Washington, Ind. It's a long way from Washington, D.C., to Washington, Ind., where my father was born a century ago next January and where I am attending a Thomas family reunion. On the drive from Indianapolis, one passes towns that could fill a Norman Rockwell album. My favorite is named Freedom because, though the town has only a single flashing caution light, it displays many flags. If I don't slow down, I will miss both.
Driving past miles of cornfields, listening to local radio stations that still play music, not syndicated political talk, and carry commercials for farm equipment and feed, I ponder what it means to be patriotic and to love America.
Last week, Democratic presidential candidate Sen. Barack Obama said that religion is not the exclusive property of conservative Christians. He is right. Neither is patriotism a trademark of the Republican Party.
As with religion, some people on the right have used patriotism, which should be a unifying theme, to divide Americans. My liberal friends love America as much as I do. They might disagree on some, or all, of my political and religious beliefs, but that does not make them less in love with America, much less un-American.
Many political and religious liberals have family members who have served or are serving their country in war and in peace. These have spilled their blood and given their lives to guarantee our freedom to disagree and to still live together.
Here in this Washington, I am told stories of how our family stuck together, neighbor helping neighbor, during the Great Depression; of a grandfather who was out of work at the B & O Railroad for two years; of employees with more seniority than he who took a day off so he could work and earn some money; of one of his sons (my uncle) who had a paper route and would bring home eggs donated by subscribers.

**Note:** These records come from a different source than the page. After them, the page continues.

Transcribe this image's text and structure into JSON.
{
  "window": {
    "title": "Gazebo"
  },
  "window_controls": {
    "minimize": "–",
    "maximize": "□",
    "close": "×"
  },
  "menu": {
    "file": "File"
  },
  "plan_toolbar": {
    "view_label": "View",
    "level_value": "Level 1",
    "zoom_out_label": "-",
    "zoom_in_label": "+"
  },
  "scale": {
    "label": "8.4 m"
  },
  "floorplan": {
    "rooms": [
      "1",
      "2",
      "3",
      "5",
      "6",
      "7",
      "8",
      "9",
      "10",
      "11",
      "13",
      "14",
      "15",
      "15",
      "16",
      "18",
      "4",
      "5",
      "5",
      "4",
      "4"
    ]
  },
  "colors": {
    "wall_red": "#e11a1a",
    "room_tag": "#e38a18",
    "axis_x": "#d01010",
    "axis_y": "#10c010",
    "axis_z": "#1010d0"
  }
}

Few here judged their neighbor's worth based on his or her political or religious beliefs. They helped each other. This was the real America. When the "boys" went off to war, they had total support from family, friends, neighbors and all they left behind and for whose benefit they fought. When those who survived came home, some voted for Democrats and some for Republicans, but no one questioned their patriotism because of their electoral or religious choices.

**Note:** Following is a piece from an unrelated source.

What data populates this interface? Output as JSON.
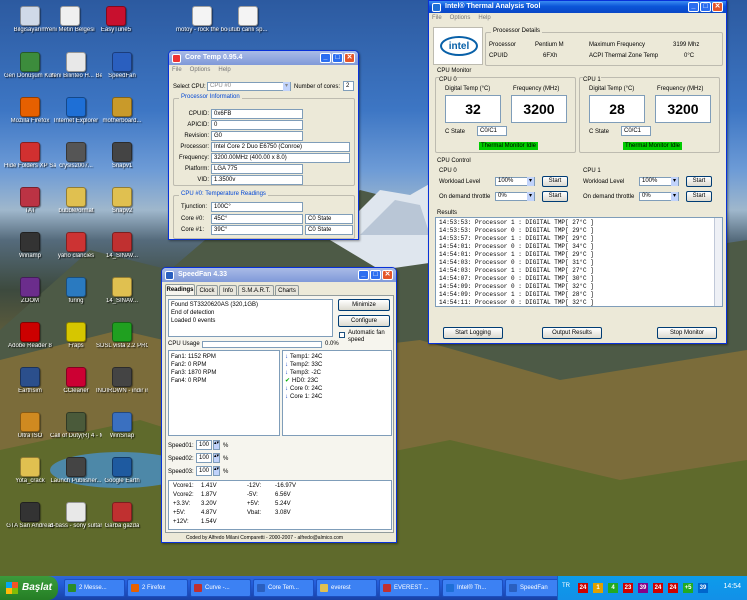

The 2008 presidential candidates and their supporters should be asked not to question the patriotism of their opponents. Surely most of us prefer debate and discussion of the issues that confront us to a litmus test about whose blood runs more red, white and blue.
Leaders of many nations, including America, have used patriotism to persuade citizens of policies that are not always in their country's best interests. Hitler's deputy, Herman Goering, cynically observed: "Naturally the common people don't want war; neither in Russia, nor in England, nor in America, nor in Germany. That is understood. But after all, it is the leaders of the country who determine policy, and it is always a simple matter to drag the people along, whether it is a democracy, or a fascist dictatorship, or a parliament, or a communist dictatorship. Voice or no voice, the people can always be brought to the bidding of the leaders. That is easy. All you have to do is to tell them they are being attacked, and denounce the pacifists for lack of patriotism and exposing the country to danger. It works the same in any country."
And still we love America for opportunities that do not exist in such proportion in any other nation. A person who criticizes a particular policy does not necessarily love his country less than one who supports that policy. G.K. Chesterton said, "'My country, right or wrong' is a thing no patriot would ever think of saying except in a desperate case. It is like saying 'My mother, drunk or sober.'"
After 231 years, we still try to make wrong into right and cheer the right and the nation that makes change possible when we succeed. That's patriotism.